Entries from a dataset of interfaces:

------------------------

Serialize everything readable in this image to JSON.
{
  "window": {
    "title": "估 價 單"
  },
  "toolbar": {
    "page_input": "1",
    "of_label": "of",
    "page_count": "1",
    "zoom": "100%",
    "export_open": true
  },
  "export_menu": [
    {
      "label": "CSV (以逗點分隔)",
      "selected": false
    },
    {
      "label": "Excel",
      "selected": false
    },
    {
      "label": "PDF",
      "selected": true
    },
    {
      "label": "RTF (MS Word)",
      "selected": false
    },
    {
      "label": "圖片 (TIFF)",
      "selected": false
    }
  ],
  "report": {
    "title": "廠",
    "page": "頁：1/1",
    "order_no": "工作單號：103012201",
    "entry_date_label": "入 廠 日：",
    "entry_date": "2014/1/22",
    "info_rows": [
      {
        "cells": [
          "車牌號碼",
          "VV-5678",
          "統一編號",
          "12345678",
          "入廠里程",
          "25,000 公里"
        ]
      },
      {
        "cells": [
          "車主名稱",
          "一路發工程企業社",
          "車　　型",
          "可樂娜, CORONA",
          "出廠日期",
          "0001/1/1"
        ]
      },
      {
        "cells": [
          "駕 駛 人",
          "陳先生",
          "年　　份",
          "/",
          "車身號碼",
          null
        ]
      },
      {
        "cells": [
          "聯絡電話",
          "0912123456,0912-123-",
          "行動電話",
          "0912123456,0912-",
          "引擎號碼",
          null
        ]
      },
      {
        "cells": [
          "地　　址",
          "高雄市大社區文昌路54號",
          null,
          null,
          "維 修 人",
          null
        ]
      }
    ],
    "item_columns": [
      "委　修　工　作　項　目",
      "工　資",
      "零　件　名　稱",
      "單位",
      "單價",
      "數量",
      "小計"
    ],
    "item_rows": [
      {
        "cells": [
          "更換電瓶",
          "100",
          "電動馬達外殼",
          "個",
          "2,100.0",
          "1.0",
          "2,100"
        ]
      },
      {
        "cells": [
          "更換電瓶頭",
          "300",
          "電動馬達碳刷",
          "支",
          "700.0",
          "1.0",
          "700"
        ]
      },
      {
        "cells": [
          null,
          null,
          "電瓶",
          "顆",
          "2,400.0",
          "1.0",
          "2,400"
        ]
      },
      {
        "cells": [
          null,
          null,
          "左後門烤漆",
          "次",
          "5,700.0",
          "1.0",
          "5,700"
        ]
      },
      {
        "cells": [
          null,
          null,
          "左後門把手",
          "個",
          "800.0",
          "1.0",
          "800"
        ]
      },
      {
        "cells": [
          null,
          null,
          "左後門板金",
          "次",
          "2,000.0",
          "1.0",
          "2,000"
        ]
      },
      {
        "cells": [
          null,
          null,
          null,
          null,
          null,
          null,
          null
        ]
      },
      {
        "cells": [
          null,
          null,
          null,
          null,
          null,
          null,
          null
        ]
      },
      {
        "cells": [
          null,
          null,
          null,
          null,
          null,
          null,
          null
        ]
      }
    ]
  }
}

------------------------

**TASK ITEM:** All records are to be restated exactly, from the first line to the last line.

**OUTPUT FOR THIS TASK:**
Serialize everything readable in this image to JSON.
{
  "window": {
    "title": "估 價 單"
  },
  "toolbar": {
    "page_input": "1",
    "of_label": "of",
    "page_count": "1",
    "zoom": "100%",
    "export_open": true
  },
  "export_menu": [
    {
      "label": "CSV (以逗點分隔)",
      "selected": false
    },
    {
      "label": "Excel",
      "selected": false
    },
    {
      "label": "PDF",
      "selected": true
    },
    {
      "label": "RTF (MS Word)",
      "selected": false
    },
    {
      "label": "圖片 (TIFF)",
      "selected": false
    }
  ],
  "report": {
    "title": "廠",
    "page": "頁：1/1",
    "order_no": "工作單號：103012201",
    "entry_date_label": "入 廠 日：",
    "entry_date": "2014/1/22",
    "info_rows": [
      {
        "cells": [
          "車牌號碼",
          "VV-5678",
          "統一編號",
          "12345678",
          "入廠里程",
          "25,000 公里"
        ]
      },
      {
        "cells": [
          "車主名稱",
          "一路發工程企業社",
          "車　　型",
          "可樂娜, CORONA",
          "出廠日期",
          "0001/1/1"
        ]
      },
      {
        "cells": [
          "駕 駛 人",
          "陳先生",
          "年　　份",
          "/",
          "車身號碼",
          null
        ]
      },
      {
        "cells": [
          "聯絡電話",
          "0912123456,0912-123-",
          "行動電話",
          "0912123456,0912-",
          "引擎號碼",
          null
        ]
      },
      {
        "cells": [
          "地　　址",
          "高雄市大社區文昌路54號",
          null,
          null,
          "維 修 人",
          null
        ]
      }
    ],
    "item_columns": [
      "委　修　工　作　項　目",
      "工　資",
      "零　件　名　稱",
      "單位",
      "單價",
      "數量",
      "小計"
    ],
    "item_rows": [
      {
        "cells": [
          "更換電瓶",
          "100",
          "電動馬達外殼",
          "個",
          "2,100.0",
          "1.0",
          "2,100"
        ]
      },
      {
        "cells": [
          "更換電瓶頭",
          "300",
          "電動馬達碳刷",
          "支",
          "700.0",
          "1.0",
          "700"
        ]
      },
      {
        "cells": [
          null,
          null,
          "電瓶",
          "顆",
          "2,400.0",
          "1.0",
          "2,400"
        ]
      },
      {
        "cells": [
          null,
          null,
          "左後門烤漆",
          "次",
          "5,700.0",
          "1.0",
          "5,700"
        ]
      },
      {
        "cells": [
          null,
          null,
          "左後門把手",
          "個",
          "800.0",
          "1.0",
          "800"
        ]
      },
      {
        "cells": [
          null,
          null,
          "左後門板金",
          "次",
          "2,000.0",
          "1.0",
          "2,000"
        ]
      },
      {
        "cells": [
          null,
          null,
          null,
          null,
          null,
          null,
          null
        ]
      },
      {
        "cells": [
          null,
          null,
          null,
          null,
          null,
          null,
          null
        ]
      },
      {
        "cells": [
          null,
          null,
          null,
          null,
          null,
          null,
          null
        ]
      }
    ]
  }
}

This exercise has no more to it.